■ Work required
Read through the lines below and copy the ones holding the string "this".

Content starts

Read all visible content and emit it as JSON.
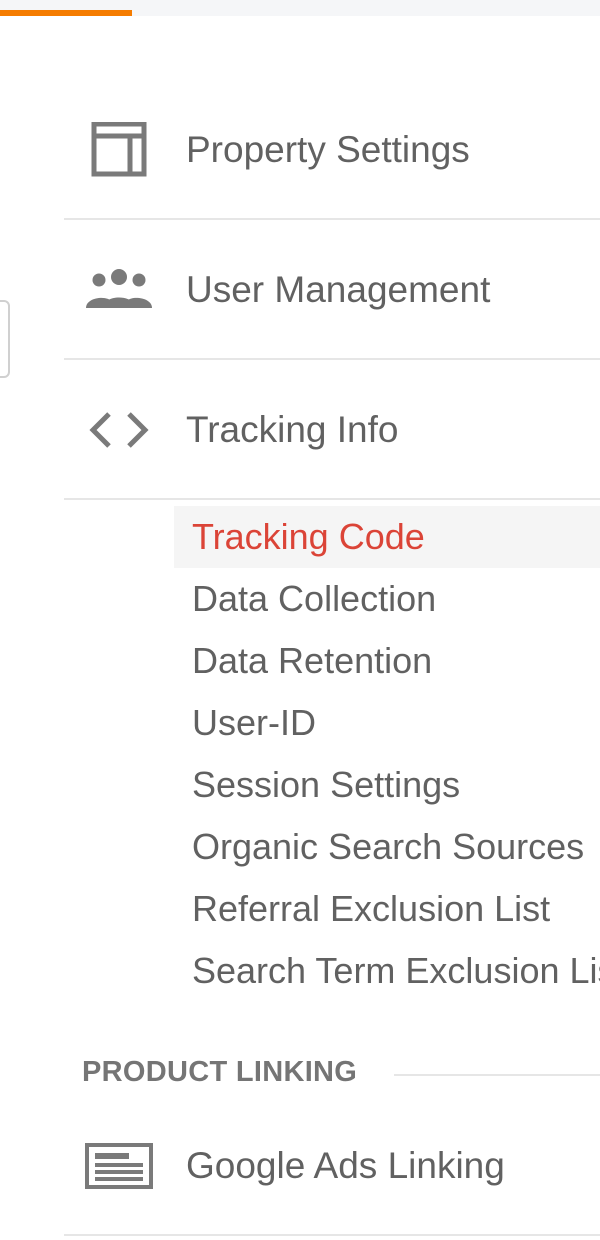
{
  "nav": {
    "items": [
      {
        "label": "Property Settings",
        "icon": "layout-icon"
      },
      {
        "label": "User Management",
        "icon": "people-icon"
      },
      {
        "label": "Tracking Info",
        "icon": "code-icon"
      }
    ]
  },
  "tracking_sub": {
    "items": [
      {
        "label": "Tracking Code",
        "active": true
      },
      {
        "label": "Data Collection"
      },
      {
        "label": "Data Retention"
      },
      {
        "label": "User-ID"
      },
      {
        "label": "Session Settings"
      },
      {
        "label": "Organic Search Sources"
      },
      {
        "label": "Referral Exclusion List"
      },
      {
        "label": "Search Term Exclusion List"
      }
    ]
  },
  "product_linking": {
    "header": "PRODUCT LINKING",
    "items": [
      {
        "label": "Google Ads Linking",
        "icon": "ads-icon"
      }
    ]
  },
  "colors": {
    "accent": "#f57c00",
    "active_text": "#db4437",
    "text": "#616161",
    "icon": "#7a7a7a"
  }
}
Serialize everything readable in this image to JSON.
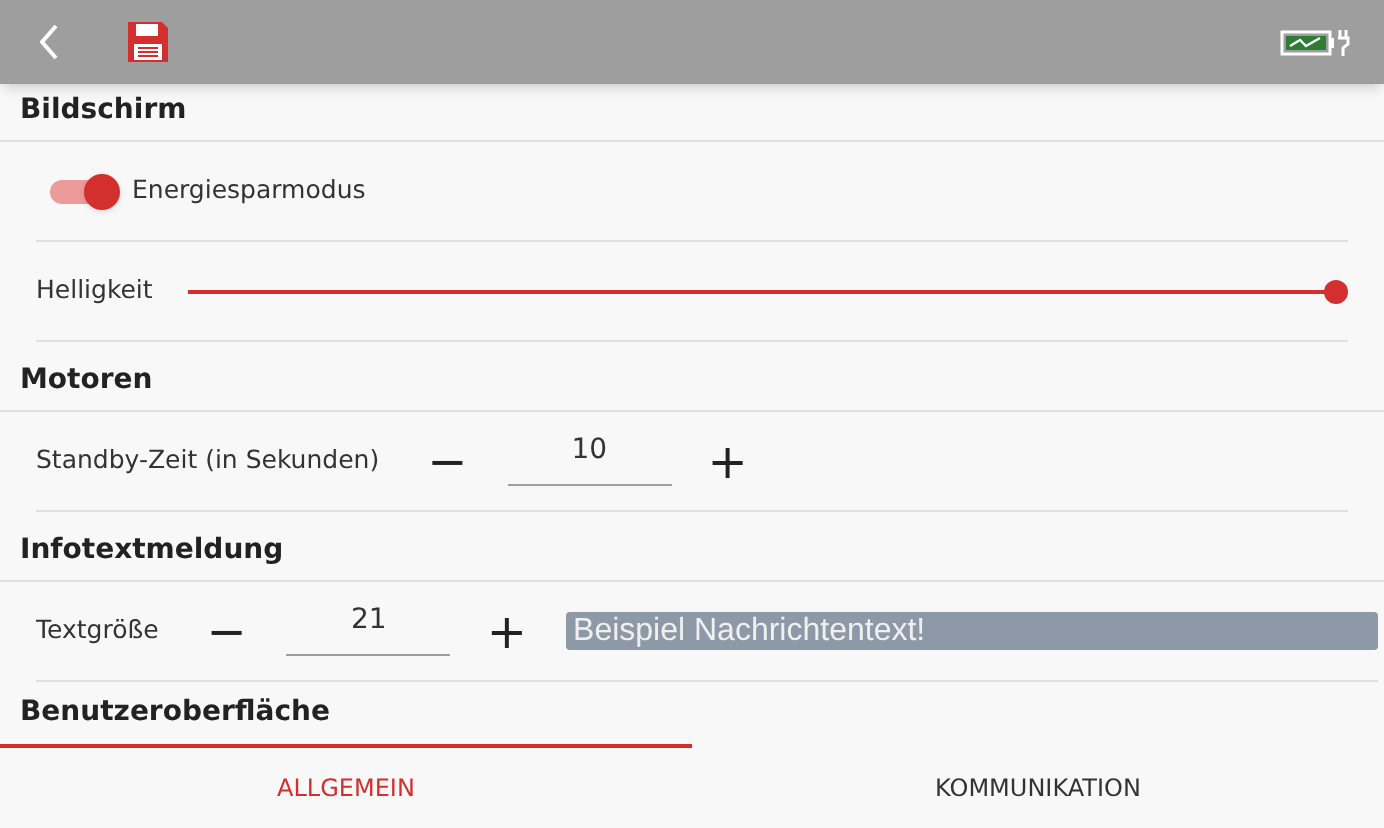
{
  "sections": [
    {
      "title": "Bildschirm",
      "rows": [
        {
          "kind": "toggle",
          "label": "Energiesparmodus",
          "on": true
        },
        {
          "kind": "slider",
          "label": "Helligkeit",
          "level": 1
        }
      ]
    },
    {
      "title": "Motoren",
      "rows": [
        {
          "kind": "stepper",
          "label": "Standby-Zeit (in Sekunden)",
          "minus": "−",
          "value": "10",
          "plus": "+"
        }
      ]
    },
    {
      "title": "Infotextmeldung",
      "rows": [
        {
          "kind": "stepper",
          "label": "Textgröße",
          "minus": "−",
          "value": "21",
          "plus": "+",
          "preview": "Beispiel Nachrichtentext!"
        }
      ]
    },
    {
      "title": "Benutzeroberfläche"
    }
  ],
  "tabs": [
    {
      "label": "ALLGEMEIN",
      "selected": true
    },
    {
      "label": "KOMMUNIKATION",
      "selected": false
    }
  ]
}
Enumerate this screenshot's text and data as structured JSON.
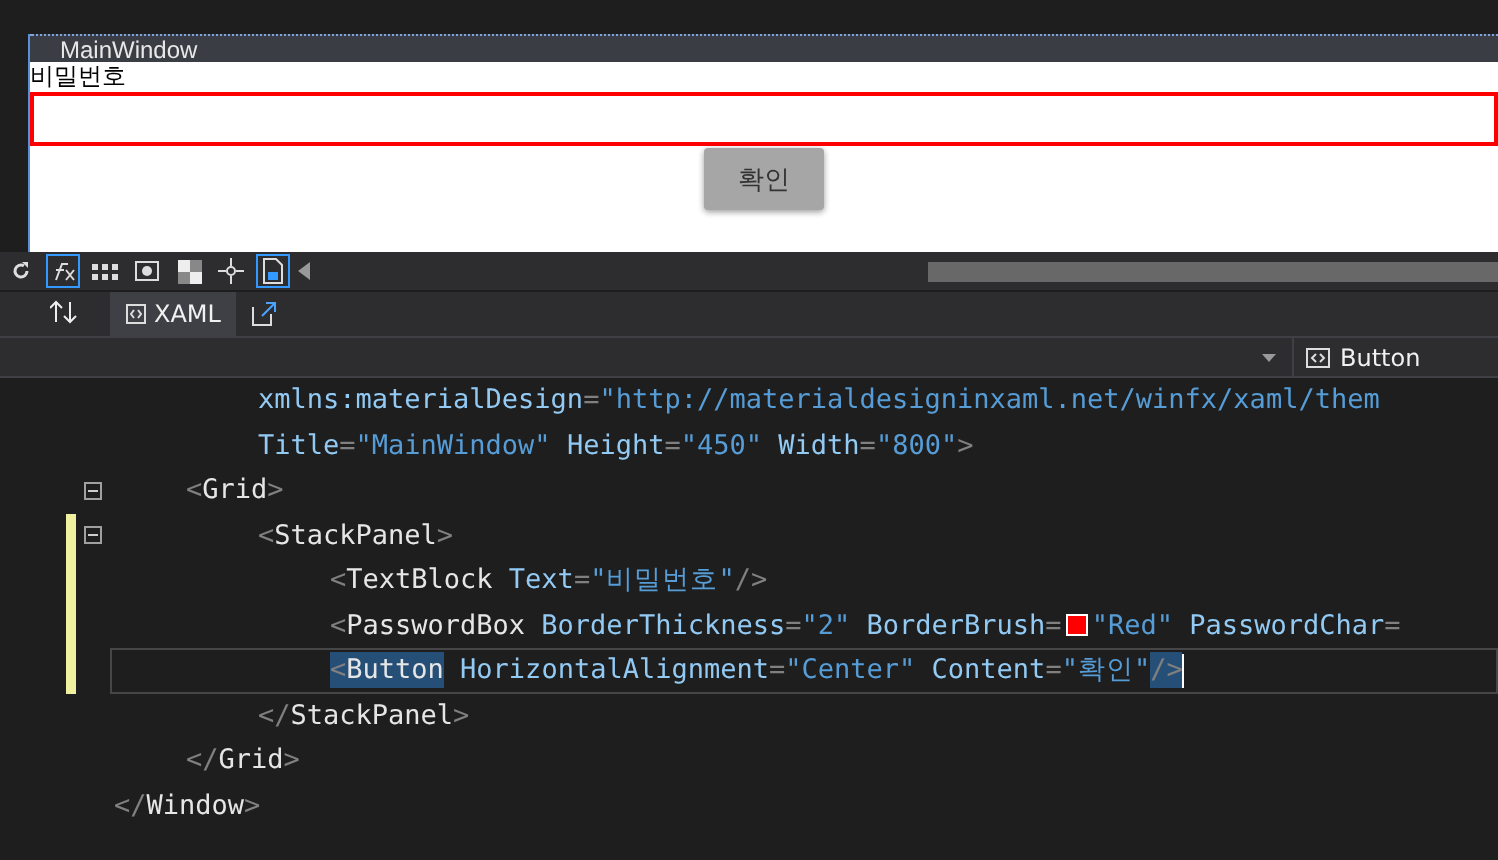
{
  "designer": {
    "window_title": "MainWindow",
    "label": "비밀번호",
    "button": "확인"
  },
  "tabs": [
    {
      "label": "XAML",
      "selected": true
    }
  ],
  "element_selector": {
    "value": "Button"
  },
  "code": {
    "attribute_lines": [
      {
        "tokens": [
          {
            "kind": "attr",
            "text": "xmlns:materialDesign"
          },
          {
            "kind": "punct",
            "text": "="
          },
          {
            "kind": "value",
            "text": "\"http://materialdesigninxaml.net/winfx/xaml/them"
          }
        ]
      },
      {
        "tokens": [
          {
            "kind": "attr",
            "text": "Title"
          },
          {
            "kind": "punct",
            "text": "="
          },
          {
            "kind": "value",
            "text": "\"MainWindow\""
          },
          {
            "kind": "attr",
            "text": " Height"
          },
          {
            "kind": "punct",
            "text": "="
          },
          {
            "kind": "value",
            "text": "\"450\""
          },
          {
            "kind": "attr",
            "text": " Width"
          },
          {
            "kind": "punct",
            "text": "="
          },
          {
            "kind": "value",
            "text": "\"800\""
          },
          {
            "kind": "punct",
            "text": ">"
          }
        ]
      }
    ],
    "children": [
      {
        "changed": false,
        "current": false,
        "tokens": [
          {
            "kind": "punct",
            "text": "<"
          },
          {
            "kind": "element",
            "text": "Grid"
          },
          {
            "kind": "punct",
            "text": ">"
          }
        ],
        "children": [
          {
            "changed": true,
            "current": false,
            "tokens": [
              {
                "kind": "punct",
                "text": "<"
              },
              {
                "kind": "element",
                "text": "StackPanel"
              },
              {
                "kind": "punct",
                "text": ">"
              }
            ],
            "children": [
              {
                "changed": true,
                "current": false,
                "tokens": [
                  {
                    "kind": "punct",
                    "text": "<"
                  },
                  {
                    "kind": "element",
                    "text": "TextBlock"
                  },
                  {
                    "kind": "attr",
                    "text": " Text"
                  },
                  {
                    "kind": "punct",
                    "text": "="
                  },
                  {
                    "kind": "value",
                    "text": "\"비밀번호\""
                  },
                  {
                    "kind": "punct",
                    "text": "/>"
                  }
                ]
              },
              {
                "changed": true,
                "current": false,
                "tokens": [
                  {
                    "kind": "punct",
                    "text": "<"
                  },
                  {
                    "kind": "element",
                    "text": "PasswordBox"
                  },
                  {
                    "kind": "attr",
                    "text": " BorderThickness"
                  },
                  {
                    "kind": "punct",
                    "text": "="
                  },
                  {
                    "kind": "value",
                    "text": "\"2\""
                  },
                  {
                    "kind": "attr",
                    "text": " BorderBrush"
                  },
                  {
                    "kind": "punct",
                    "text": "="
                  },
                  {
                    "kind": "swatch",
                    "color": "#ff0000"
                  },
                  {
                    "kind": "value",
                    "text": "\"Red\""
                  },
                  {
                    "kind": "attr",
                    "text": " PasswordChar"
                  },
                  {
                    "kind": "punct",
                    "text": "="
                  }
                ]
              },
              {
                "changed": true,
                "current": true,
                "tokens": [
                  {
                    "kind": "punct",
                    "text": "<",
                    "highlighted": true
                  },
                  {
                    "kind": "element",
                    "text": "Button",
                    "highlighted": true
                  },
                  {
                    "kind": "attr",
                    "text": " HorizontalAlignment"
                  },
                  {
                    "kind": "punct",
                    "text": "="
                  },
                  {
                    "kind": "value",
                    "text": "\"Center\""
                  },
                  {
                    "kind": "attr",
                    "text": " Content"
                  },
                  {
                    "kind": "punct",
                    "text": "="
                  },
                  {
                    "kind": "value",
                    "text": "\"확인\""
                  },
                  {
                    "kind": "punct",
                    "text": "/>",
                    "highlighted": true
                  }
                ]
              }
            ],
            "closing": [
              {
                "kind": "punct",
                "text": "</"
              },
              {
                "kind": "element",
                "text": "StackPanel"
              },
              {
                "kind": "punct",
                "text": ">"
              }
            ]
          }
        ],
        "closing": [
          {
            "kind": "punct",
            "text": "</"
          },
          {
            "kind": "element",
            "text": "Grid"
          },
          {
            "kind": "punct",
            "text": ">"
          }
        ]
      }
    ],
    "closing": [
      {
        "kind": "punct",
        "text": "</"
      },
      {
        "kind": "element",
        "text": "Window"
      },
      {
        "kind": "punct",
        "text": ">"
      }
    ]
  }
}
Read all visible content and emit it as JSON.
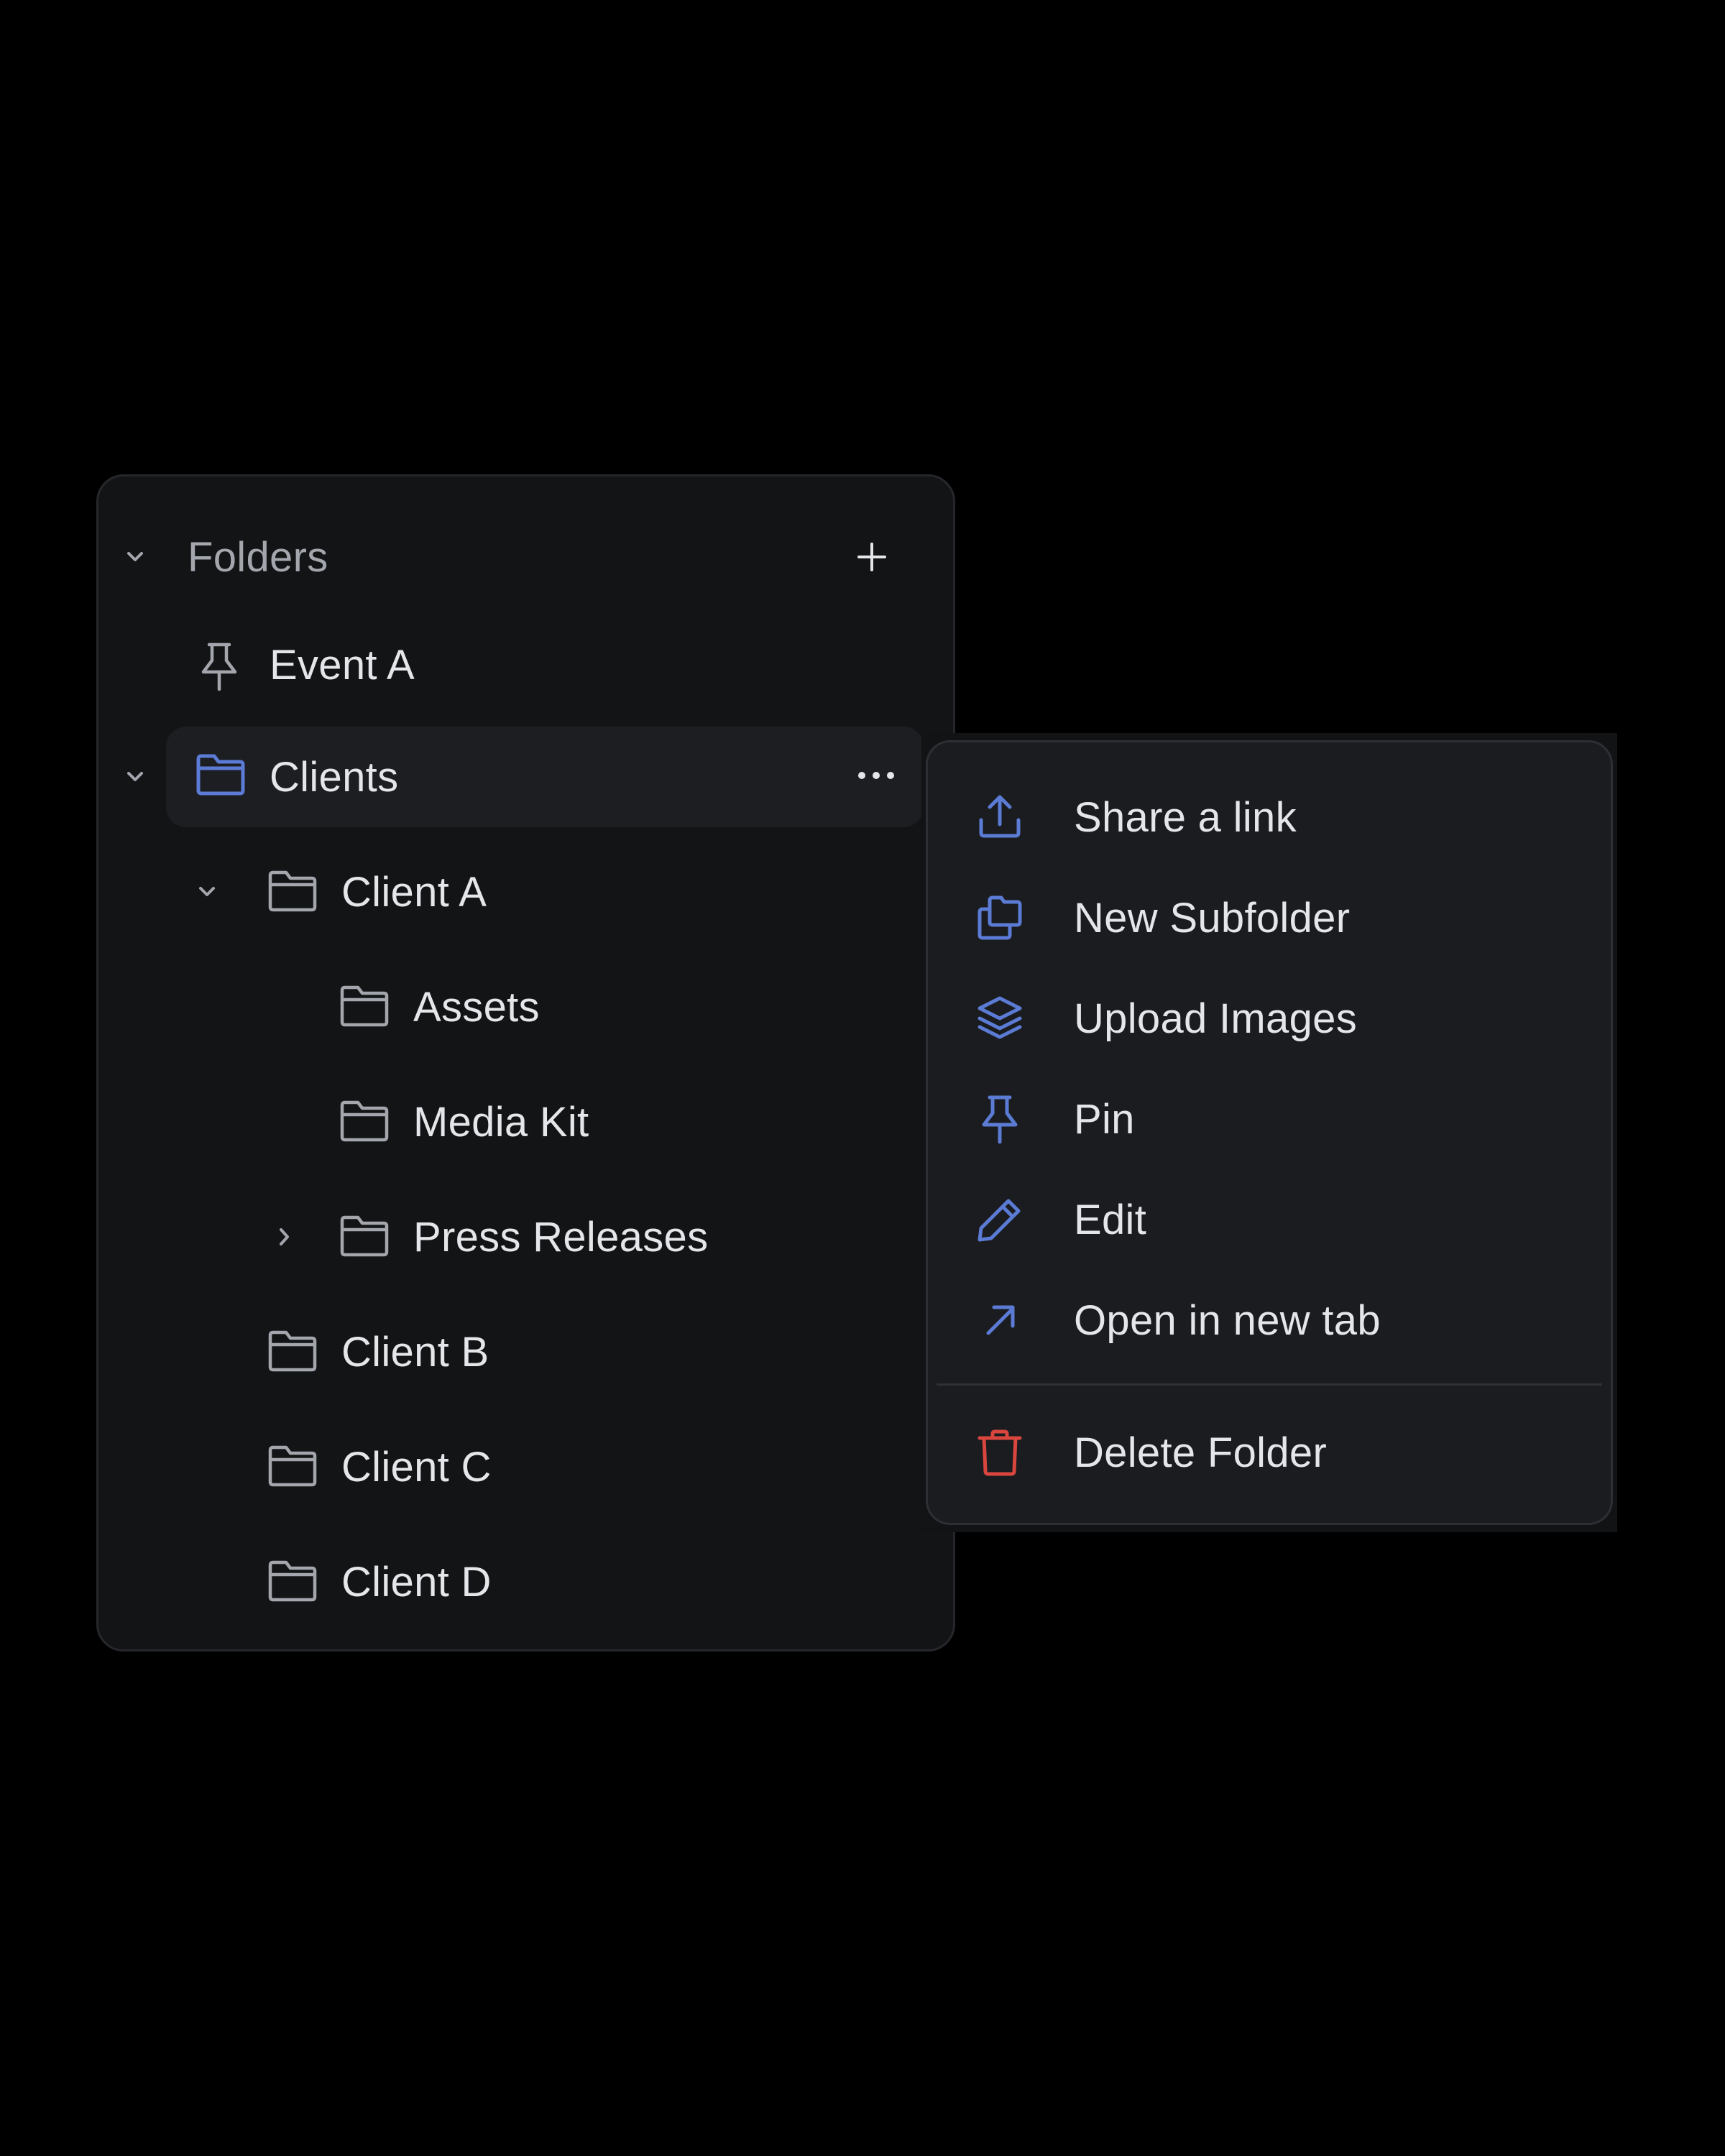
{
  "folders_panel": {
    "header_label": "Folders",
    "add_label": "+",
    "items": [
      {
        "label": "Event A",
        "icon": "pin-icon",
        "pinned": true
      },
      {
        "label": "Clients",
        "icon": "folder-icon",
        "expanded": true,
        "selected": true,
        "more_label": "•••"
      },
      {
        "label": "Client A",
        "icon": "folder-icon",
        "expanded": true
      },
      {
        "label": "Assets",
        "icon": "folder-icon"
      },
      {
        "label": "Media Kit",
        "icon": "folder-icon"
      },
      {
        "label": "Press Releases",
        "icon": "folder-icon",
        "expanded": false
      },
      {
        "label": "Client B",
        "icon": "folder-icon"
      },
      {
        "label": "Client C",
        "icon": "folder-icon"
      },
      {
        "label": "Client D",
        "icon": "folder-icon"
      }
    ]
  },
  "context_menu": {
    "items": [
      {
        "label": "Share a link",
        "icon": "share-upload-icon"
      },
      {
        "label": "New Subfolder",
        "icon": "new-subfolder-icon"
      },
      {
        "label": "Upload Images",
        "icon": "layers-icon"
      },
      {
        "label": "Pin",
        "icon": "pin-icon"
      },
      {
        "label": "Edit",
        "icon": "pencil-icon"
      },
      {
        "label": "Open in new tab",
        "icon": "arrow-up-right-icon"
      },
      {
        "label": "Delete Folder",
        "icon": "trash-icon",
        "destructive": true
      }
    ]
  },
  "colors": {
    "background": "#000000",
    "panel": "#131416",
    "selected_row": "#1c1e21",
    "accent_blue": "#5b7bd5",
    "destructive_red": "#d9463e",
    "text": "#e4e6e9",
    "muted_text": "#a3a7ad"
  }
}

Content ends

■ Written reply
Serialize everything readable in this image to JSON.
Enumerate this screenshot's text and data as structured JSON.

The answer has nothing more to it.